The River North Art District, known for its collection of murals and street art as much as its rapid gentrification, will get a fresh coat of paint this fall as the Crush Walls festival returns to Denver.
Unlike indoor events, Crush Walls has always been about that social distancing — of artists from viewers, of canvases from people. The event brings dozens of local and international artists to the area each year to fill walls with murals and street art, livening up businesses and dormant buildings while offering pedestrians a route of exploration.
This week, the festival announced a Sept. 14-20 return to the area just northeast of downtown Denver, with a roster of 100 artists lined up to paint 40 murals.
“It’s all about collaboration this year, and we have organized several artist teams,” said founder Robin Munro in a press statement.
However, in light of the coronavirus pandemic, event organizers are taking numerous new health and safety steps while carefully watching government guidelines, they said. Crush Walls put out its call to artists for its 11th installment earlier this year and received more than 730 applications before its April 28 deadline.
“It was a very different world when we put out the first call for entries,” said Tracy Weil, RiNo Art District executive director. “The COVID-19 crisis started to hit in mid-March. As hundreds of applications poured in, we really weren’t sure how things would look this year and what measures we would have to take to put on our event.”
Munro pitched Crush Walls as a way of getting artists back to work in a time when so many aren’t. However, this year’s events will be “scaled back considerably due to reduced sponsorship dollars” contributed to the event by business owners in suffering from a loss of sales and income.

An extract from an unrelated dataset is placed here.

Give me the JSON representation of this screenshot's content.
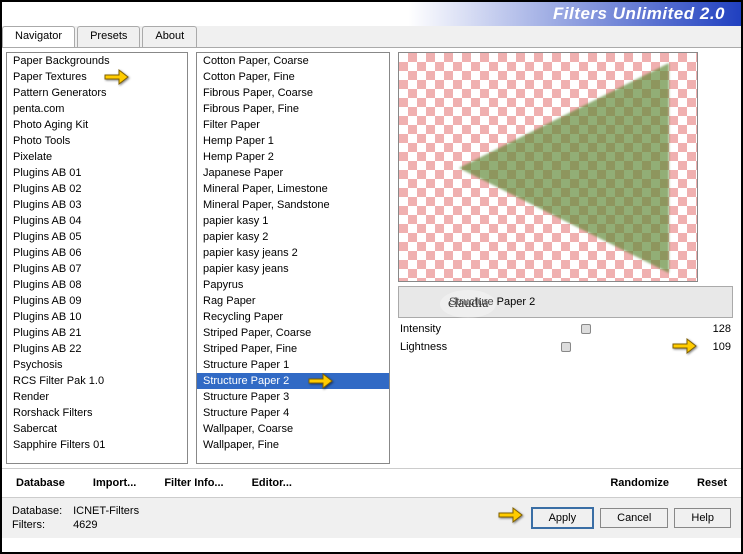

“Curation was very competitive this year given the situation at hand with contributions and event parameters,” according to a press statement. “All artists who are a part of Crush Walls are paid to create their work, and more artists may be selected if the event can raise additional dollars for artist stipends.”
This year’s scaled-back events include artist panels, mural tours and youth activities, many of which will move to a virtual platform. However, as in past years, organizers promised a “censor-free platform” for artists to express their thoughts on social issues such as Black Lives Matter.
Even partner Two Parts is curating this year’s self-guided walking tours, online artist content, and social distancing plans at the Spray Can Bar (in the Denver Central Market parking lot) and all mural viewing areas.
For more information and updates, visit crushwalls.org.